## MATERIAL TO PROCESS

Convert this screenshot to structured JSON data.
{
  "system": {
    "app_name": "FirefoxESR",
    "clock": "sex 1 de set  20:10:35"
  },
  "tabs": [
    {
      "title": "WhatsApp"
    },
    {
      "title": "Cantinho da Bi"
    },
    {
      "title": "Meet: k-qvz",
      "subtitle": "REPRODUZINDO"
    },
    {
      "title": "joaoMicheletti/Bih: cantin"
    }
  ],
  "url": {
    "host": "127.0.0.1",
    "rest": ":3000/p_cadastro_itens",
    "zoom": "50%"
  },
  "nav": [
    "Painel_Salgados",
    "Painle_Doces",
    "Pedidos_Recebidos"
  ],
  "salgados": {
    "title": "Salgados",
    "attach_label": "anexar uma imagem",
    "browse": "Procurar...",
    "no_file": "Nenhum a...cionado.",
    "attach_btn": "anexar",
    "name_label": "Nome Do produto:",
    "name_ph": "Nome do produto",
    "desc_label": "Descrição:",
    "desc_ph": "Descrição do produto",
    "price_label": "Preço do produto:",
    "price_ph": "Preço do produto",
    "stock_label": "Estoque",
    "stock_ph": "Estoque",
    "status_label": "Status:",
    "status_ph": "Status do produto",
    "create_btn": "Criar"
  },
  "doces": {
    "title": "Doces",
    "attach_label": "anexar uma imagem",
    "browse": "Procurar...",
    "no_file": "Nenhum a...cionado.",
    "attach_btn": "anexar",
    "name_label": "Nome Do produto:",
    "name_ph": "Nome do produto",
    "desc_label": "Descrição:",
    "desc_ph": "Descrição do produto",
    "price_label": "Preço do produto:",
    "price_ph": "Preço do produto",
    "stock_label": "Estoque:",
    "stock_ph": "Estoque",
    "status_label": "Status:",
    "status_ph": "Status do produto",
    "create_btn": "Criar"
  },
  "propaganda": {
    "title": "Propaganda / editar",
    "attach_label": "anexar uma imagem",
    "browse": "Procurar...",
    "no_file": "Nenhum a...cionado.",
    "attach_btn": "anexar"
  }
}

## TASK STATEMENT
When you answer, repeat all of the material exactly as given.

## FINAL ANSWER
Convert this screenshot to structured JSON data.
{
  "system": {
    "app_name": "FirefoxESR",
    "clock": "sex 1 de set  20:10:35"
  },
  "tabs": [
    {
      "title": "WhatsApp"
    },
    {
      "title": "Cantinho da Bi"
    },
    {
      "title": "Meet: k-qvz",
      "subtitle": "REPRODUZINDO"
    },
    {
      "title": "joaoMicheletti/Bih: cantin"
    }
  ],
  "url": {
    "host": "127.0.0.1",
    "rest": ":3000/p_cadastro_itens",
    "zoom": "50%"
  },
  "nav": [
    "Painel_Salgados",
    "Painle_Doces",
    "Pedidos_Recebidos"
  ],
  "salgados": {
    "title": "Salgados",
    "attach_label": "anexar uma imagem",
    "browse": "Procurar...",
    "no_file": "Nenhum a...cionado.",
    "attach_btn": "anexar",
    "name_label": "Nome Do produto:",
    "name_ph": "Nome do produto",
    "desc_label": "Descrição:",
    "desc_ph": "Descrição do produto",
    "price_label": "Preço do produto:",
    "price_ph": "Preço do produto",
    "stock_label": "Estoque",
    "stock_ph": "Estoque",
    "status_label": "Status:",
    "status_ph": "Status do produto",
    "create_btn": "Criar"
  },
  "doces": {
    "title": "Doces",
    "attach_label": "anexar uma imagem",
    "browse": "Procurar...",
    "no_file": "Nenhum a...cionado.",
    "attach_btn": "anexar",
    "name_label": "Nome Do produto:",
    "name_ph": "Nome do produto",
    "desc_label": "Descrição:",
    "desc_ph": "Descrição do produto",
    "price_label": "Preço do produto:",
    "price_ph": "Preço do produto",
    "stock_label": "Estoque:",
    "stock_ph": "Estoque",
    "status_label": "Status:",
    "status_ph": "Status do produto",
    "create_btn": "Criar"
  },
  "propaganda": {
    "title": "Propaganda / editar",
    "attach_label": "anexar uma imagem",
    "browse": "Procurar...",
    "no_file": "Nenhum a...cionado.",
    "attach_btn": "anexar"
  }
}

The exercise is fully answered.